UP TO 400 OBJECTS WERE STUDIED
- Human rights’ violations related to WASH in target communities are analyzed and key types of violations in schools, kindergartens, orphanages, shelters and health centers (i.e.: national, ethnic and religious minorities, IDPs, etc.) are identified. Hot-spot communities are defined and agreed upon in a participatory way. A report with recommendations and actions to improve and enforce WASH policy and regulatory framework is developed.
- Two online maps were created for the purpose of increasing and improving access to information concerning WASH conditions in Georgia. The map contains up to 400 public buildings (Schools, Kindergartens and health centres), and describes water accessibility, sanitation and Hygiene habits.
to solve water conflicts and existing WaSH Problems
5000+ CITIZENS HAVE BEEN INVOLVED
Water conflicts are resolved; discrimination and inequalities in access to water and sanitation are reduced in multi-ethnic communities of Kakheti (Akhmeta, Sagarejo and Lagodekhi municipalities) and Kvemo Kartli (Dmanisi, Marneuli, Tetritskaro, Tsalka municipalities) regions through conflict mediation and implementation of priority WASH projects. Projects are effectively advocated for additional funding from the state and non-state funds.
igniting discussions on the involvement of disadvantaged groups in decision-making processes
35+ CASES WERE LOBBIED AND ADVOCATED
Cases of violation of rights to heath, water and sanitation and adequate standard of living in vulnerable multi-ethnic communities are advocated through free legal aid and strategic litigation (more than 35 applications and petitions filed and submitted relevant local and regional state and non-state institutions). Urgent HR issues are addressed and litigated.
to take the lead
2 REGIONAL and MUNICIPAL LOCALLY LEAD ENTITIES WERE ESTABLISHED
Two (2) Regional WASH Advisory Committees are created in Kakheti and Kvemo Kartli regions. Regional WASH Advisory Committees involve representatives of local and regional government, community institutions, ethnic minorities, women and youth groups, private sector, public health and educational institutions. Active community engagement will ensure the project’s sustainability in the long run. They are trained to be actively engaged in WaSH-related social and health rights advocacy based on the findings of the WaSH needs assessment report in target municipalities.
to deliver sustainable results
10,000+ WOMEN AND YOUTH WERE REACHED
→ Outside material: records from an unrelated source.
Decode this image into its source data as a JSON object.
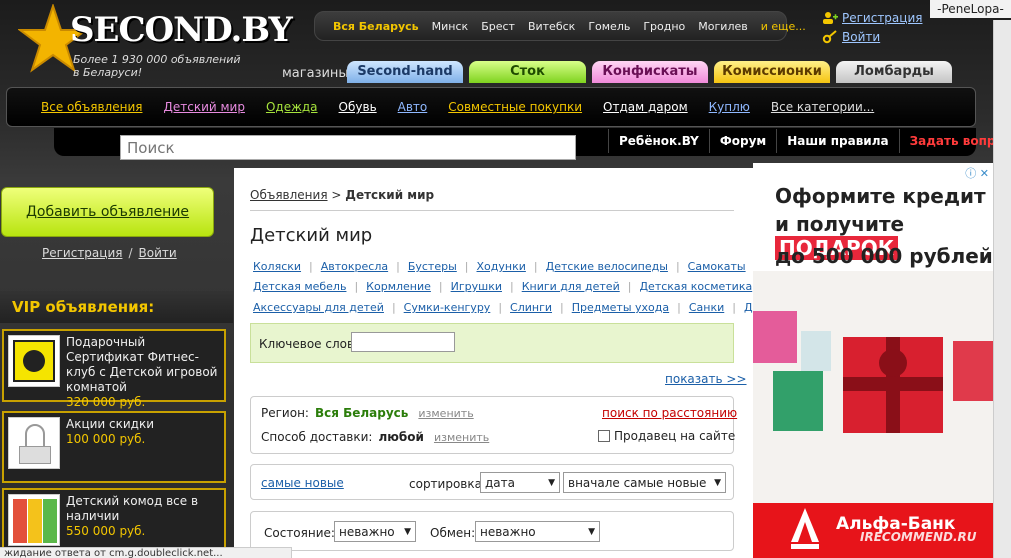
{
  "header": {
    "logo_text": "SECOND.BY",
    "logo_sub_1": "Более 1 930 000 объявлений",
    "logo_sub_2": "в Беларуси!",
    "regions": [
      "Вся Беларусь",
      "Минск",
      "Брест",
      "Витебск",
      "Гомель",
      "Гродно",
      "Могилев",
      "и еще..."
    ],
    "register_label": "Регистрация",
    "login_label": "Войти",
    "username": "-PeneLopa-"
  },
  "stores": {
    "label": "магазины:",
    "tabs": [
      "Second-hand",
      "Сток",
      "Конфискаты",
      "Комиссионки",
      "Ломбарды"
    ]
  },
  "categories": {
    "items": [
      {
        "label": "Все объявления",
        "color": "#f3c600"
      },
      {
        "label": "Детский мир",
        "color": "#e88be0"
      },
      {
        "label": "Одежда",
        "color": "#a6e33c"
      },
      {
        "label": "Обувь",
        "color": "#ffffff"
      },
      {
        "label": "Авто",
        "color": "#8fb8ff"
      },
      {
        "label": "Совместные покупки",
        "color": "#f3c600"
      },
      {
        "label": "Отдам даром",
        "color": "#ffffff"
      },
      {
        "label": "Куплю",
        "color": "#8fb8ff"
      },
      {
        "label": "Все категории...",
        "color": "#dddddd"
      }
    ]
  },
  "search": {
    "placeholder": "Поиск"
  },
  "nav": {
    "links": [
      "Ребёнок.BY",
      "Форум",
      "Наши правила",
      "Задать вопрос"
    ]
  },
  "left": {
    "add_button": "Добавить объявление",
    "register": "Регистрация",
    "separator": "/",
    "login": "Войти",
    "vip_title": "VIP объявления:",
    "vip": [
      {
        "title": "Подарочный Сертификат Фитнес-клуб с Детской игровой комнатой",
        "price": "320 000 руб."
      },
      {
        "title": "Акции скидки",
        "price": "100 000 руб."
      },
      {
        "title": "Детский комод все в наличии",
        "price": "550 000 руб."
      }
    ]
  },
  "main": {
    "breadcrumb_root": "Объявления",
    "breadcrumb_sep": ">",
    "breadcrumb_current": "Детский мир",
    "title": "Детский мир",
    "subcats_row1": [
      "Коляски",
      "Автокресла",
      "Бустеры",
      "Ходунки",
      "Детские велосипеды",
      "Самокаты"
    ],
    "subcats_row2": [
      "Детская мебель",
      "Кормление",
      "Игрушки",
      "Книги для детей",
      "Детская косметика"
    ],
    "subcats_row3": [
      "Аксессуары для детей",
      "Сумки-кенгуру",
      "Слинги",
      "Предметы ухода",
      "Санки",
      "Другое"
    ],
    "keyword_label": "Ключевое слово:",
    "keyword_value": "",
    "show_more": "показать >>",
    "region_label": "Регион:",
    "region_value": "Вся Беларусь",
    "change_label": "изменить",
    "distance_search": "поиск по расстоянию",
    "delivery_label": "Способ доставки:",
    "delivery_value": "любой",
    "seller_on_site": "Продавец на сайте",
    "newest": "самые новые",
    "sort_label": "сортировка:",
    "sort_field": "дата",
    "sort_order": "вначале самые новые",
    "condition_label": "Состояние:",
    "condition_value": "неважно",
    "exchange_label": "Обмен:",
    "exchange_value": "неважно"
  },
  "ad": {
    "line1": "Оформите кредит",
    "line2_pre": "и получите",
    "line2_gift": "ПОДАРОК",
    "line3": "до 500 000 рублей",
    "bank": "Альфа-Банк"
  },
  "watermark": "IRECOMMEND.RU",
  "status_bar": "жидание ответа от cm.g.doubleclick.net..."
}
- Capacity of 10,000+ women (i.e. RWCs) and youth groups to advocate the WASH related HRs and social and health issues is increased through (1) various capacity building activities; (2) provision of sub-grants to support the local youth and women led initiatives in the target communities
- Media coverage on WASH issues has been increased in the regions of Georgia by 50% due to strong CENN’s presence via active capacity building of media representatives, organizing media tours, campaigns, etc.